Windows 10 build 10586.104 rolls out, as Microsoft launches new 'Update History' site

Microsoft has released a new update for Windows 10, its third this year, following the rollout of build 10586.63 in mid-January, and 10586.71 a couple of weeks later.

This latest release for Windows 10 PCs not enrolled in the Insider Program bumps the build up to 10586.104. As the incremental increase in build number suggests, this is a cumulative update to previous releases from the Threshold (TH2) development branch; newer builds from the Redstone branch are currently available only to those on the Windows Insider Program.

With today's release, Microsoft has finally reversed its decision to avoid providing detailed changelogs for these relatively minor cumulative updates. The company has launched a new 'Windows 10 Update History' site, giving a clear breakdown of what each such update includes. As it explains:

We're committed to our customers and strive to incorporate their feedback, both in how we deliver Windows as a service and the info we provide about Windows 10. In response to this feedback, we’re providing more details about the Windows 10 updates we deliver through Windows Update. You'll see a summary of important product developments included in each update, with links to more details. This page will be regularly refreshed, as new updates are released.

Today's update, which is identified as KB3135173, includes the following changes:
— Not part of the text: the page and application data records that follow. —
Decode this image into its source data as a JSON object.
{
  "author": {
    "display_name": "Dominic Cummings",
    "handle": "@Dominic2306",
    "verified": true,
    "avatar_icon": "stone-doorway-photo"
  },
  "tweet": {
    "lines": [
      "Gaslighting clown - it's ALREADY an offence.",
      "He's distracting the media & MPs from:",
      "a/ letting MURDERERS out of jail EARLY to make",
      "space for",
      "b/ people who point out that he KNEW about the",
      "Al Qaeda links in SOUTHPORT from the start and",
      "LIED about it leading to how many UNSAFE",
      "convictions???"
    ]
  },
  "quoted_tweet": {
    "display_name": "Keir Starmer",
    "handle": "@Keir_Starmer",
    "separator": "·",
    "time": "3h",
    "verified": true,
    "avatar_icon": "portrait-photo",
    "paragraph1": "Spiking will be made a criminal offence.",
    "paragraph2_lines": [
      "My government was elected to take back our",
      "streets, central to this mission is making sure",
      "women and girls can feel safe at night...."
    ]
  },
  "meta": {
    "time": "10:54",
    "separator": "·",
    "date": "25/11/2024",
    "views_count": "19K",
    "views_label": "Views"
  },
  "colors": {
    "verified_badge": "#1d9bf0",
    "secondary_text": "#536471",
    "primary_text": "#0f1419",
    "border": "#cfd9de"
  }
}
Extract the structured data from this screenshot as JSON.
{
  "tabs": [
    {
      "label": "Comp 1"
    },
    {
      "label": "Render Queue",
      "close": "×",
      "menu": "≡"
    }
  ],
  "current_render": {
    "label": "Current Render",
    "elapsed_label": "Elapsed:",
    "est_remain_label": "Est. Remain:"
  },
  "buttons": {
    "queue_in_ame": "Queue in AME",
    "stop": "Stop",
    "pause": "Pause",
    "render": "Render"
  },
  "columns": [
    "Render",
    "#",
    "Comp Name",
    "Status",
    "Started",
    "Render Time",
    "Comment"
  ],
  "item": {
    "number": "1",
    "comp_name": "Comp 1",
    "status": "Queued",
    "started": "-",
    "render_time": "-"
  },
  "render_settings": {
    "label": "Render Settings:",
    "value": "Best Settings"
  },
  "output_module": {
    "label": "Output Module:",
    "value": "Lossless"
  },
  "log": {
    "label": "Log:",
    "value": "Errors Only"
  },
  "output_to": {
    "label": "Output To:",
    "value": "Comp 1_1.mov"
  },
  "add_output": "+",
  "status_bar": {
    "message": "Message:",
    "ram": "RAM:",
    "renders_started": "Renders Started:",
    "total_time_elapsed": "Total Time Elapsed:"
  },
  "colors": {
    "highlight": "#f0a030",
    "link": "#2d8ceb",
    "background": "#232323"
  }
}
  • Fixed issues with authentication, update installation, and operating system installation.
  • Fixed issue with Microsoft Edge browser caching visited URLs while using InPrivate browsing.
  • Fixed issue that didn't allow simultaneous install of apps from the Windows Store and updates from Windows Update.
  • Fixed issue that delayed the availability of songs added to the Groove Music app in Windows 10 Mobile.
  • Improved security in the Windows kernel.
  • Fixed security issues that could allow remote code execution when malware is run on a target system.
  • Fixed security issues in Microsoft Edge and Internet Explorer 11 that could allow code from a malicious website to be installed and run on a device.
  • Fixed additional issues with the Windows UX, Windows 10 Mobile, Internet Explorer 11, Microsoft Edge, and taskbar.
  • Fixed additional security issues with .NET Framework, Windows Journal, Active Directory Federation Services, NPS Radius Server, kernel-mode drivers, and WebDAV.

If you're upgrading to the new build today, let us know how you get on with the installation.

Report a problem with article
Next Article

Microsoft admits it "prematurely" capped OneDrive storage of some Office 365 users to 1TB [Update]

Previous Article

'Tom Clancy's The Division' open beta starts next week; Xbox One gamers get to play first

63 Comments - Add comment